server down — the tech guy pushes my buttons — Roberta Beary * Ada Byron Lovelace — the first woman who whisperered to computers — Doris Pascolo * how small she is who once more debugs the office compiler — Sonam Chhoki * IT support helping me through my clouds — Rachel Sutcliffe * the head of I.T. on the fourth floor of a three story office — Michael Henry Lee * the man from IT . . . broadly consumed a crop of infos — Ernesto P. Santiago * a shared glance the IT guy knows everything — Mark Gilbert * brandish marketing technology mastering . . . fabulous geek squad — Katherine Stella * IT man the spy who loves me — Adjei Agyei-Baah * the IT sybil: “try turning it off and on again” — Maria Laura Valente * incommunicado . . . not really, it’s the guy from sys admin — Marietta McGregor * IT technician the trouble he takes photoshopping — Willie Bongcaron * foggy morning the IT man talks mumbo-jumbo — Celestine Nudanu * girlfriend from IT — she advises him to upgrade his newest necktie — Marta Chocilowska * IT installing software — chances for doom at 99 percent — Valentina Ranaldi-Adams * lost in translation I nod sagely as he explains UNIX — Andy McLellan * at the plant nursery debugging the computers hoverflies — Devin Harrison * I share grandma’s name with a stranger security check — Peggy Bilbro * FAQ ?NFRU IT♀R♂ — Mike Gallagher * my husband opines on IT at dinner: I think of a haiku — Elisa Allo * bug search a spider’s web on the screen — Srinivasa Rao Sambangi * over the phone step by step he leads me on — Madhuri Pillai * Woman technician It will be more interesting information Tecnico donna Sarà più interessante l'informazione — Angela Giordano * planning a holidays site the scent of the sea brings me away — Eufemia Griffo * error . . . this computer stop working — recurrent nightmare errore . . . questo pc ti abbandona — incubo ricorrente — Lucia Cardillo * expert advice reboot — Marion Clarke * heat lightning the IT guy scans my 0s and 1s — Jennifer Hambrick * Easter morning — light breaks forth onto a dead monitor — Timothy J. Dickey * Botticelli’s Venus through daily crisis rebirthing — Lucia Fontana * painting my nails waiting for the man from IT — Karen Harvey * the IT guy sees me and scoots left at the station — Michael Stinson * dead monitor the blank stare of the IT man — Billy Antonio * solar eclipse — somewhere in the IT man’s head always a generator — Adrian Bouter * flu season the IT specialist cleans my infected computer — Olivier Schopfer * surprise surprise — a woman the new grandmaster of the It department — Anna Maria Domburg-Sancristoforo * pardon my ESL but I cannot translate broken Fortran — Ron Scully * jobs justified — another change in the website — Paul Geiger * dense fog the woman from IT changes her cover photo — Cezar Ciobika * my cursor under his control dormant mouse — Lee Nash * Downing the face drowning on screen pages today’s IT world — Purush Ravela *

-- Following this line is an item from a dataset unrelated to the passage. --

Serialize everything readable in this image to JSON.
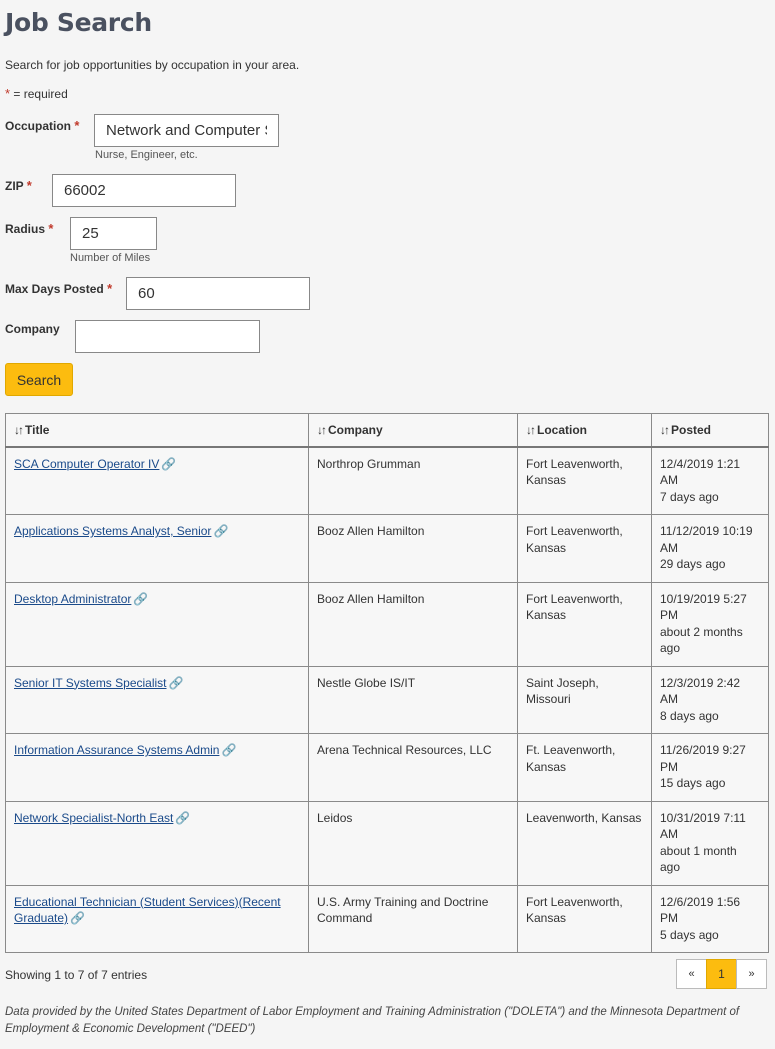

Next Week’s Theme: The Personal Performance Review
Send your poem using “workplace haiku” as the subject by Sunday midnight to our Contact Form. Good luck!
From October 2014 through April 2016 Haiku Foundation president Jim Kacian offered a column on haiku for the London Financial Times centered on the theme of work. Each week we share these columns with the haiku community at large, along with an invitation to join in the fun. Submit a poem by Sunday midnight on the theme of the week, from the classical Japanese tradition, or contemporary practice, or perhaps one of your own, which you might even write for the occasion. The best of these will be appended to the column. First published 4 May 2015.